This morning, the Cabinet will meet for the first time since the Christmas break, and at the top of the agenda is abortion, writes Daniel McConnell.
Having taken the break to study the contents of the Oireachtas committee report on the eighth amendment, ministers will hold their first discussions as to what to do next.
While Taoiseach Leo Varadkar and Health Minister Simon Harris have signalled their intention to hold a referendum before the summer, the Cabinet has yet to formally decide on the matter.
Mr Harris, in a published interview in this paper, has set out his stall in that he favours liberalising the law along the lines of what the committee recommended.
“I will be supporting. I have come on my own journey. I cannot ignore that abortion is a reality for women in this country. Irish women go abroad and women access the abortion pill in an unregulated fashion in Ireland,” he said.

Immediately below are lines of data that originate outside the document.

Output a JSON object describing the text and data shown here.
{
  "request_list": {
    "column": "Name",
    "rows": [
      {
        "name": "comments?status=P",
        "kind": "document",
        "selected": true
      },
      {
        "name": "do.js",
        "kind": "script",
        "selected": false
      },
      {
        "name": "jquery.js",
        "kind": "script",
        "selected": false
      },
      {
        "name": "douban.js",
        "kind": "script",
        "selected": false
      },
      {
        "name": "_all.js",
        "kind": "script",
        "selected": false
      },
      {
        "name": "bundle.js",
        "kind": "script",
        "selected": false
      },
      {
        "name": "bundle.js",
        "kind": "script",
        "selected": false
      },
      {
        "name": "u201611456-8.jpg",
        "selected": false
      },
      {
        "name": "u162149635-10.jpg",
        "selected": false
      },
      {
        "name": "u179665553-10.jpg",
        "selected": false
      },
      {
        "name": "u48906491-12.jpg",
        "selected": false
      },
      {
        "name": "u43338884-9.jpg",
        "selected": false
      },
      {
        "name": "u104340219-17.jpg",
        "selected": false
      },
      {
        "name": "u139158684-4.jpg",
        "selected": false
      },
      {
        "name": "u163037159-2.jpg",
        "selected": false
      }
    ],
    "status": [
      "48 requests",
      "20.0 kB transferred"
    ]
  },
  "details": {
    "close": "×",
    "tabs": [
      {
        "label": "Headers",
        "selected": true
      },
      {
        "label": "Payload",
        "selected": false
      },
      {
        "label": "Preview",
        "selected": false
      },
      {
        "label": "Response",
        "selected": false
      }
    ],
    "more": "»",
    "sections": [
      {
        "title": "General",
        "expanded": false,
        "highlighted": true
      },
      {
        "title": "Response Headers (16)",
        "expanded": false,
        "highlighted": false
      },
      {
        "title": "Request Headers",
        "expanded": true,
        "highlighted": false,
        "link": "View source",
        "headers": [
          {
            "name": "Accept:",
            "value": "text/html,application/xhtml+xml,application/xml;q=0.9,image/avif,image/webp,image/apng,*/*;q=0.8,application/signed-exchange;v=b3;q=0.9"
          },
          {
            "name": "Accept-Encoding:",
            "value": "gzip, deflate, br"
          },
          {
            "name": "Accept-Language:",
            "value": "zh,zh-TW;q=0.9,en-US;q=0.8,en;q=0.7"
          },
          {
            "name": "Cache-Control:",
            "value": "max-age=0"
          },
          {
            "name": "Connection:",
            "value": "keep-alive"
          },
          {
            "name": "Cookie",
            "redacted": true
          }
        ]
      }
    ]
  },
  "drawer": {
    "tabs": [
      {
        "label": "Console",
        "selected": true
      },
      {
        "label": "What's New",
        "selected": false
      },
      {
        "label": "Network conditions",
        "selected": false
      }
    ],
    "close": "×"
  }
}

“My own personal view is that we should legislate along the lines of what the committee is recommending. My own view is that the committee’s report should be taken very seriously and acted upon.”

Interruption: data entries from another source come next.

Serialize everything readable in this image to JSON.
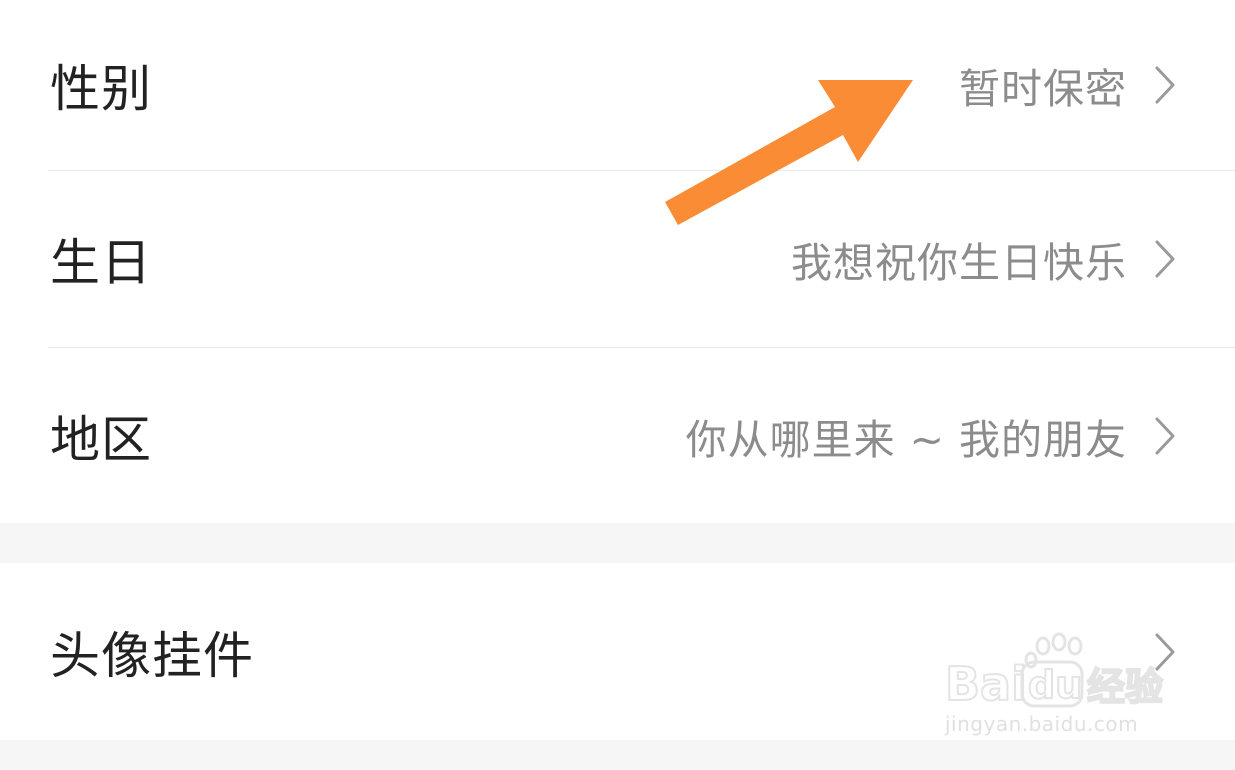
{
  "rows": {
    "gender": {
      "label": "性别",
      "value": "暂时保密"
    },
    "birthday": {
      "label": "生日",
      "value": "我想祝你生日快乐"
    },
    "region": {
      "label": "地区",
      "value": "你从哪里来 ~ 我的朋友"
    },
    "pendant": {
      "label": "头像挂件",
      "value": ""
    }
  },
  "icons": {
    "row_chevron": "chevron-right-icon",
    "annotation": "arrow-icon"
  },
  "colors": {
    "label": "#222222",
    "value": "#8c8c8c",
    "chevron": "#9a9a9a",
    "background": "#f6f6f6",
    "card": "#ffffff",
    "divider": "#e9e9e9",
    "annotation_arrow": "#fb8c36"
  },
  "watermark": {
    "logo_text": "Baidu经验",
    "url": "jingyan.baidu.com"
  }
}
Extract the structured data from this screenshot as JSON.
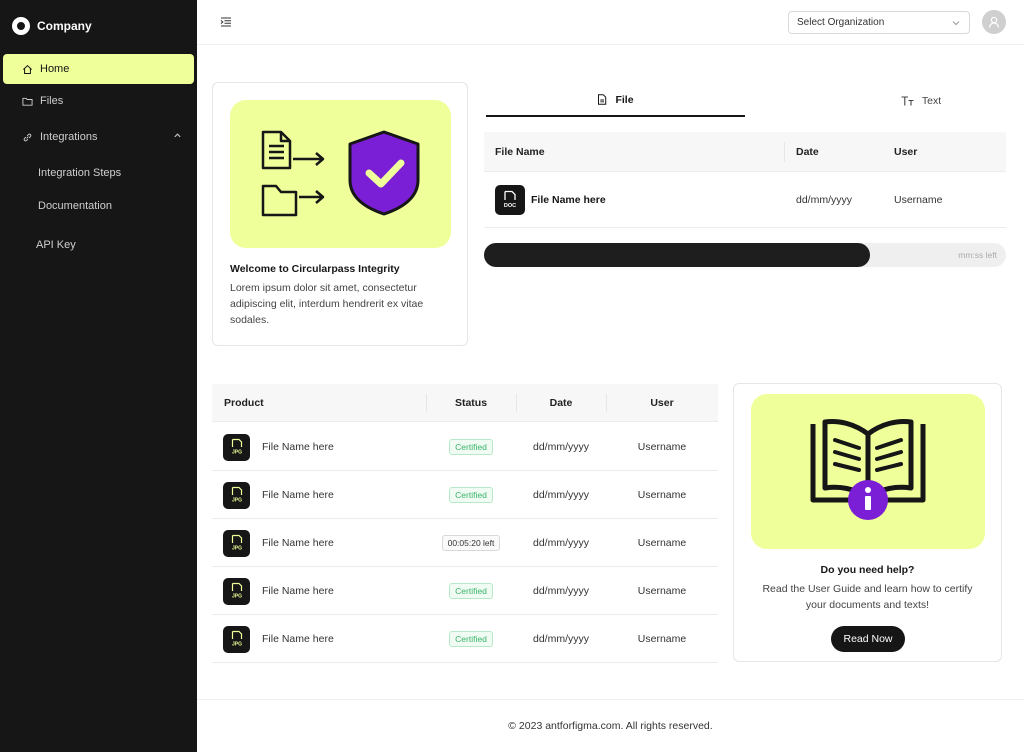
{
  "sidebar": {
    "brand": "Company",
    "items": [
      {
        "label": "Home",
        "icon": "home-icon",
        "active": true
      },
      {
        "label": "Files",
        "icon": "folder-icon"
      },
      {
        "label": "Integrations",
        "icon": "link-icon",
        "expanded": true
      },
      {
        "label": "Integration Steps"
      },
      {
        "label": "Documentation"
      },
      {
        "label": "API Key"
      }
    ]
  },
  "header": {
    "org_placeholder": "Select Organization"
  },
  "welcome": {
    "title": "Welcome to Circularpass Integrity",
    "description": "Lorem ipsum dolor sit amet, consectetur adipiscing elit, interdum hendrerit ex vitae sodales."
  },
  "upload": {
    "tabs": [
      "File",
      "Text"
    ],
    "columns": [
      "File Name",
      "Date",
      "User"
    ],
    "row": {
      "file_type": "DOC",
      "name": "File Name here",
      "date": "dd/mm/yyyy",
      "user": "Username"
    },
    "progress": 0.74,
    "progress_label": "mm:ss left"
  },
  "products": {
    "columns": [
      "Product",
      "Status",
      "Date",
      "User"
    ],
    "rows": [
      {
        "file_type": "JPG",
        "name": "File Name here",
        "status": "Certified",
        "date": "dd/mm/yyyy",
        "user": "Username"
      },
      {
        "file_type": "JPG",
        "name": "File Name here",
        "status": "Certified",
        "date": "dd/mm/yyyy",
        "user": "Username"
      },
      {
        "file_type": "JPG",
        "name": "File Name here",
        "status": "00:05:20 left",
        "date": "dd/mm/yyyy",
        "user": "Username"
      },
      {
        "file_type": "JPG",
        "name": "File Name here",
        "status": "Certified",
        "date": "dd/mm/yyyy",
        "user": "Username"
      },
      {
        "file_type": "JPG",
        "name": "File Name here",
        "status": "Certified",
        "date": "dd/mm/yyyy",
        "user": "Username"
      }
    ]
  },
  "help": {
    "title": "Do you need help?",
    "description": "Read the User Guide and learn how to certify your documents and texts!",
    "button": "Read Now"
  },
  "footer": {
    "text": "© 2023 antforfigma.com. All rights reserved."
  },
  "colors": {
    "accent": "#efff9a",
    "sidebar": "#161616",
    "shield": "#7b1fd6",
    "certified": "#3bb56b"
  }
}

This means he backs repealing the 1983 amendment which recognises the equal right to the life of a mother and her unborn child. It also means legalising abortions up to 12 weeks of pregnancy, a recommendation which is already proving to be controversial within the Cabinet.
“That is the most challenging element,” said one minister, adding: “While it is a straightforward way of dealing with it as an issue legally, that will cause most concern at Cabinet from a political perspective.”

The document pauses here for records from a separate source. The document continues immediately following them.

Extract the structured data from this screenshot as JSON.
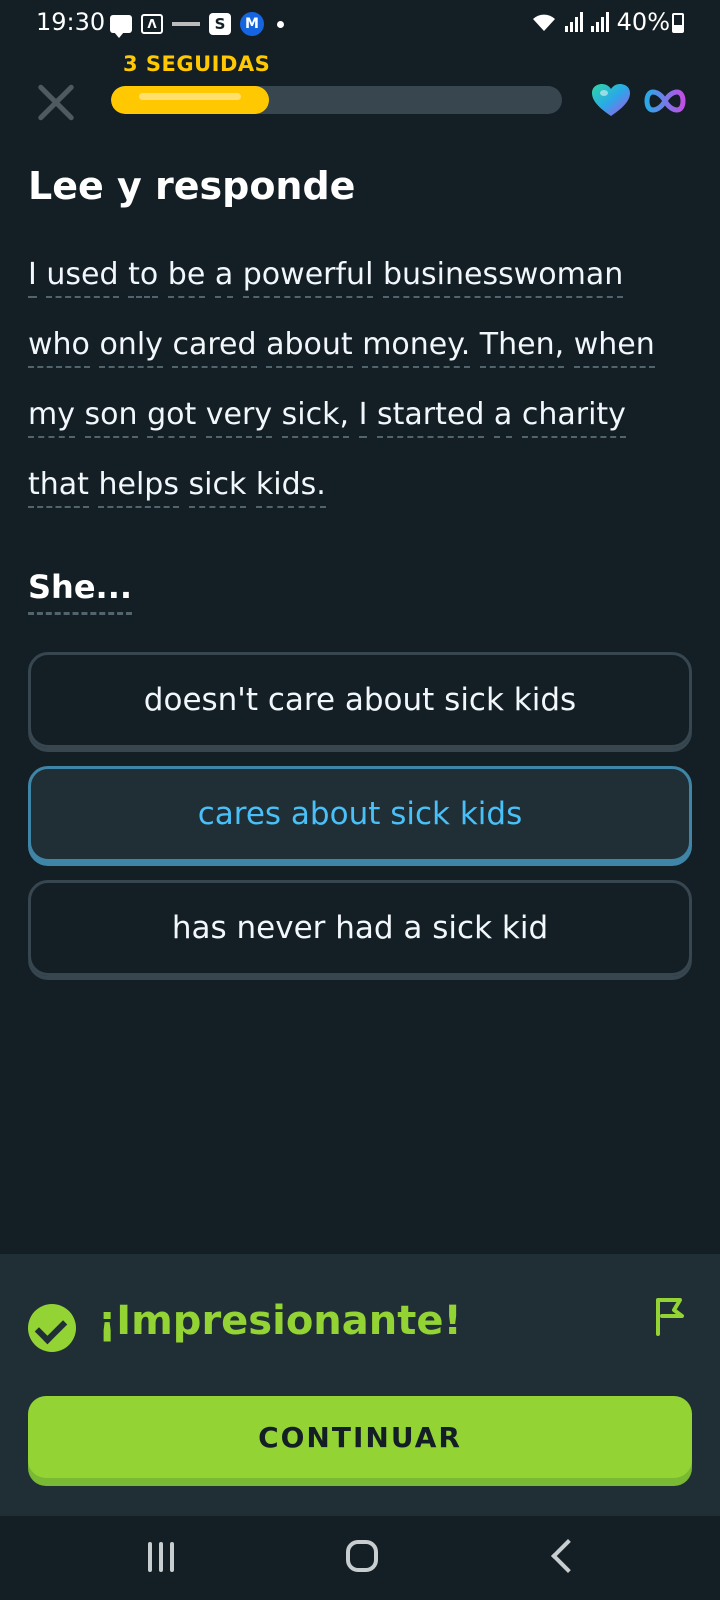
{
  "status_bar": {
    "time": "19:30",
    "battery": "40%",
    "sb_s": "S",
    "sb_m": "M",
    "sb_a": "Λ"
  },
  "header": {
    "streak": "3 SEGUIDAS",
    "progress": 0.35,
    "hearts": "infinite"
  },
  "exercise": {
    "title": "Lee y responde",
    "passage_words": [
      "I",
      "used",
      "to",
      "be",
      "a",
      "powerful",
      "businesswoman",
      "who",
      "only",
      "cared",
      "about",
      "money.",
      "Then,",
      "when",
      "my",
      "son",
      "got",
      "very",
      "sick,",
      "I",
      "started",
      "a",
      "charity",
      "that",
      "helps",
      "sick",
      "kids."
    ],
    "question": "She...",
    "options": [
      {
        "label": "doesn't care about sick kids",
        "selected": false
      },
      {
        "label": "cares about sick kids",
        "selected": true
      },
      {
        "label": "has never had a sick kid",
        "selected": false
      }
    ]
  },
  "feedback": {
    "message": "¡Impresionante!",
    "continue_label": "CONTINUAR"
  },
  "colors": {
    "background": "#141f25",
    "accent_green": "#93d333",
    "accent_blue": "#49c0f8",
    "streak_yellow": "#ffc800"
  }
}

Yesterday, Finance Minister Paschal Donohoe revealed where he stands. A known liberal on social issues, he has come out to support the committee’s recommendations and in favour of allowing abortion without restriction for the first 12 weeks of pregnancy.
“I believe the committee’s report and the recommendations contained in it should be put to the people and I support those recommendations that are in the committee’s report,” he said.
Sitting beside him at a press conference, Donohoe’s junior minister Patrick O’Donovan disagreed: “Look at it, every household in the country is going to have different views on this. I have a different view on this to Minister Donohoe and I will be articulating my view later on.”
The divergence in opinion between Mr Donohoe and Mr O’Donovan is likely to be replicated throughout Fine Gael and while the party’s outlook is a lot more progressive than it was, those deep divisions still remain.
Tánaiste Simon Coveney has been open as to his difficulties with the 12-week limit while ministers believed to have some difficulties with the proposal include Michael Ring, Denis Naughten and Michael Creed.
The Cabinet will not adopt a finalised position today on the report but will allow for a three-day Dáil debate plus a special meeting of the Fine Gael parliamentary party next Monday.
The granting of a free vote by Varadkar means there is a possibility a number of his ministers could campaign against the proposal being put to the people.
Such a position has the possibility of turning very nasty.